-- What you are asked to do --
Nothing is to be altered; the data must be repeated exactly.

-- Component data from apps and pages --
*** Begin section ***
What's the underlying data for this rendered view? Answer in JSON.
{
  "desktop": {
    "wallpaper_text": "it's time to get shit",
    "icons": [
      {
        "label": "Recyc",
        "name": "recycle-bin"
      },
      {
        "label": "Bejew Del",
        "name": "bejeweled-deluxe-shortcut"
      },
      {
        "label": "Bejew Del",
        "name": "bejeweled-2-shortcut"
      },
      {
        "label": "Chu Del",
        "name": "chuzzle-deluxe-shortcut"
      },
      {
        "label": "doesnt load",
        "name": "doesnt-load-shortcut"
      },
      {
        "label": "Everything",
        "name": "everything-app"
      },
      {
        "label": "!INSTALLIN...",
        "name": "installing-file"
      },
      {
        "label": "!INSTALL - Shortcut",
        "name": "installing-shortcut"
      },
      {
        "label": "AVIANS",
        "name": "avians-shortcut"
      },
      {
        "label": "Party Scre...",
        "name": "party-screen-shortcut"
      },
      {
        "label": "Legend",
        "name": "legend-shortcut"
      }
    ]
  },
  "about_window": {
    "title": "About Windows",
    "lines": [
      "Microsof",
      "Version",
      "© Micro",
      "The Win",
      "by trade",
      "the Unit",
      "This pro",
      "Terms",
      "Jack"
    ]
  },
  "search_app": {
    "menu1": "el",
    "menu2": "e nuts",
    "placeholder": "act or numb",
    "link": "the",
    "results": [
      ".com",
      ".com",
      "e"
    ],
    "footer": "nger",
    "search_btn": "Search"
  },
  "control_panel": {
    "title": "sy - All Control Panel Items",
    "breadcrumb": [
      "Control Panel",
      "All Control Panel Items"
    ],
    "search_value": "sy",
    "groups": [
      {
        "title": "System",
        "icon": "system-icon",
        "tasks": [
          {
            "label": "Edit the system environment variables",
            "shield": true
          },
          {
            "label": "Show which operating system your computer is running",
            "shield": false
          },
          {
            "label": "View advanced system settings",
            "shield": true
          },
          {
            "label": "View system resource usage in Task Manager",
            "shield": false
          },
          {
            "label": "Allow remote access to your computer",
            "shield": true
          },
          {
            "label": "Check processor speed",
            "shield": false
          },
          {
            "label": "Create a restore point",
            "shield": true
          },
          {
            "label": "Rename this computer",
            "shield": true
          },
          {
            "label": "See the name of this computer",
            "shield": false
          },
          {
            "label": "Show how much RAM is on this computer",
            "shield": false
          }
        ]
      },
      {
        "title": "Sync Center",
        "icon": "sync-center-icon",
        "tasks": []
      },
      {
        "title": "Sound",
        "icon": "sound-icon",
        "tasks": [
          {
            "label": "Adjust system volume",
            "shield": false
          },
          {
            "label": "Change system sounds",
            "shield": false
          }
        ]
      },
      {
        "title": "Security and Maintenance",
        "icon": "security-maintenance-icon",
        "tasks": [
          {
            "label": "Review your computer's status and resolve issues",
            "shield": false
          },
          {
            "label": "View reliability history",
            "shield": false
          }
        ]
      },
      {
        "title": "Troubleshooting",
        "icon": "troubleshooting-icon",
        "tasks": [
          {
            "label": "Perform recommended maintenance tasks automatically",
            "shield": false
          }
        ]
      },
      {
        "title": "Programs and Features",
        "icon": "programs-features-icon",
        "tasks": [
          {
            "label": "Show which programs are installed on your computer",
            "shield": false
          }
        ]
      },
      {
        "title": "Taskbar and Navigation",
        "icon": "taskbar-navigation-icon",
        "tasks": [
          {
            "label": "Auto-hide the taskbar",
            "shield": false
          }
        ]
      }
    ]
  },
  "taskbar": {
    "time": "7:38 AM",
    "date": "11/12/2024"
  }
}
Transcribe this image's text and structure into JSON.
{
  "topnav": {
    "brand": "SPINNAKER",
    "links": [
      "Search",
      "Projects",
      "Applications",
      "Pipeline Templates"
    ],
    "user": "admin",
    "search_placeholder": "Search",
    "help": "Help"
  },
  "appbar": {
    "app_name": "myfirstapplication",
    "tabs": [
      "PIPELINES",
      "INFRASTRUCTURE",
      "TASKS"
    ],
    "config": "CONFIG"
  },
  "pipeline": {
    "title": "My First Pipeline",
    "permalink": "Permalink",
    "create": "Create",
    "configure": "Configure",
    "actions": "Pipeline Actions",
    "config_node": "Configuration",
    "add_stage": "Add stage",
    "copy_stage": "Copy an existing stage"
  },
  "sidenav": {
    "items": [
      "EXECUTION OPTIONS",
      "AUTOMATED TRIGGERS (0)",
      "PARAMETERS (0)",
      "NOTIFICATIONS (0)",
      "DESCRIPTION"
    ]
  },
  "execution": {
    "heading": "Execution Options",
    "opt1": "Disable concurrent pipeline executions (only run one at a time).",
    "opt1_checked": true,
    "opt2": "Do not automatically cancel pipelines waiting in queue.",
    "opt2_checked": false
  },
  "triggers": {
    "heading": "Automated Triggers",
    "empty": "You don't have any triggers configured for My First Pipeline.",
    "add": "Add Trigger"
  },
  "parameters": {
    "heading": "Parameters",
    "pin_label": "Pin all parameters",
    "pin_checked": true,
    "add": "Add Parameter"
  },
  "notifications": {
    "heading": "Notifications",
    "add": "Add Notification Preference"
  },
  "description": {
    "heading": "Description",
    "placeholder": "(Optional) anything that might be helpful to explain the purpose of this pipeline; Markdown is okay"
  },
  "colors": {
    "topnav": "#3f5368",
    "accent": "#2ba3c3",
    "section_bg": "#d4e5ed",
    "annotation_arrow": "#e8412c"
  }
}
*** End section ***
-- Expected answer --
What's the underlying data for this rendered view? Answer in JSON.
{
  "desktop": {
    "wallpaper_text": "it's time to get shit",
    "icons": [
      {
        "label": "Recyc",
        "name": "recycle-bin"
      },
      {
        "label": "Bejew Del",
        "name": "bejeweled-deluxe-shortcut"
      },
      {
        "label": "Bejew Del",
        "name": "bejeweled-2-shortcut"
      },
      {
        "label": "Chu Del",
        "name": "chuzzle-deluxe-shortcut"
      },
      {
        "label": "doesnt load",
        "name": "doesnt-load-shortcut"
      },
      {
        "label": "Everything",
        "name": "everything-app"
      },
      {
        "label": "!INSTALLIN...",
        "name": "installing-file"
      },
      {
        "label": "!INSTALL - Shortcut",
        "name": "installing-shortcut"
      },
      {
        "label": "AVIANS",
        "name": "avians-shortcut"
      },
      {
        "label": "Party Scre...",
        "name": "party-screen-shortcut"
      },
      {
        "label": "Legend",
        "name": "legend-shortcut"
      }
    ]
  },
  "about_window": {
    "title": "About Windows",
    "lines": [
      "Microsof",
      "Version",
      "© Micro",
      "The Win",
      "by trade",
      "the Unit",
      "This pro",
      "Terms",
      "Jack"
    ]
  },
  "search_app": {
    "menu1": "el",
    "menu2": "e nuts",
    "placeholder": "act or numb",
    "link": "the",
    "results": [
      ".com",
      ".com",
      "e"
    ],
    "footer": "nger",
    "search_btn": "Search"
  },
  "control_panel": {
    "title": "sy - All Control Panel Items",
    "breadcrumb": [
      "Control Panel",
      "All Control Panel Items"
    ],
    "search_value": "sy",
    "groups": [
      {
        "title": "System",
        "icon": "system-icon",
        "tasks": [
          {
            "label": "Edit the system environment variables",
            "shield": true
          },
          {
            "label": "Show which operating system your computer is running",
            "shield": false
          },
          {
            "label": "View advanced system settings",
            "shield": true
          },
          {
            "label": "View system resource usage in Task Manager",
            "shield": false
          },
          {
            "label": "Allow remote access to your computer",
            "shield": true
          },
          {
            "label": "Check processor speed",
            "shield": false
          },
          {
            "label": "Create a restore point",
            "shield": true
          },
          {
            "label": "Rename this computer",
            "shield": true
          },
          {
            "label": "See the name of this computer",
            "shield": false
          },
          {
            "label": "Show how much RAM is on this computer",
            "shield": false
          }
        ]
      },
      {
        "title": "Sync Center",
        "icon": "sync-center-icon",
        "tasks": []
      },
      {
        "title": "Sound",
        "icon": "sound-icon",
        "tasks": [
          {
            "label": "Adjust system volume",
            "shield": false
          },
          {
            "label": "Change system sounds",
            "shield": false
          }
        ]
      },
      {
        "title": "Security and Maintenance",
        "icon": "security-maintenance-icon",
        "tasks": [
          {
            "label": "Review your computer's status and resolve issues",
            "shield": false
          },
          {
            "label": "View reliability history",
            "shield": false
          }
        ]
      },
      {
        "title": "Troubleshooting",
        "icon": "troubleshooting-icon",
        "tasks": [
          {
            "label": "Perform recommended maintenance tasks automatically",
            "shield": false
          }
        ]
      },
      {
        "title": "Programs and Features",
        "icon": "programs-features-icon",
        "tasks": [
          {
            "label": "Show which programs are installed on your computer",
            "shield": false
          }
        ]
      },
      {
        "title": "Taskbar and Navigation",
        "icon": "taskbar-navigation-icon",
        "tasks": [
          {
            "label": "Auto-hide the taskbar",
            "shield": false
          }
        ]
      }
    ]
  },
  "taskbar": {
    "time": "7:38 AM",
    "date": "11/12/2024"
  }
}
Transcribe this image's text and structure into JSON.
{
  "topnav": {
    "brand": "SPINNAKER",
    "links": [
      "Search",
      "Projects",
      "Applications",
      "Pipeline Templates"
    ],
    "user": "admin",
    "search_placeholder": "Search",
    "help": "Help"
  },
  "appbar": {
    "app_name": "myfirstapplication",
    "tabs": [
      "PIPELINES",
      "INFRASTRUCTURE",
      "TASKS"
    ],
    "config": "CONFIG"
  },
  "pipeline": {
    "title": "My First Pipeline",
    "permalink": "Permalink",
    "create": "Create",
    "configure": "Configure",
    "actions": "Pipeline Actions",
    "config_node": "Configuration",
    "add_stage": "Add stage",
    "copy_stage": "Copy an existing stage"
  },
  "sidenav": {
    "items": [
      "EXECUTION OPTIONS",
      "AUTOMATED TRIGGERS (0)",
      "PARAMETERS (0)",
      "NOTIFICATIONS (0)",
      "DESCRIPTION"
    ]
  },
  "execution": {
    "heading": "Execution Options",
    "opt1": "Disable concurrent pipeline executions (only run one at a time).",
    "opt1_checked": true,
    "opt2": "Do not automatically cancel pipelines waiting in queue.",
    "opt2_checked": false
  },
  "triggers": {
    "heading": "Automated Triggers",
    "empty": "You don't have any triggers configured for My First Pipeline.",
    "add": "Add Trigger"
  },
  "parameters": {
    "heading": "Parameters",
    "pin_label": "Pin all parameters",
    "pin_checked": true,
    "add": "Add Parameter"
  },
  "notifications": {
    "heading": "Notifications",
    "add": "Add Notification Preference"
  },
  "description": {
    "heading": "Description",
    "placeholder": "(Optional) anything that might be helpful to explain the purpose of this pipeline; Markdown is okay"
  },
  "colors": {
    "topnav": "#3f5368",
    "accent": "#2ba3c3",
    "section_bg": "#d4e5ed",
    "annotation_arrow": "#e8412c"
  }
}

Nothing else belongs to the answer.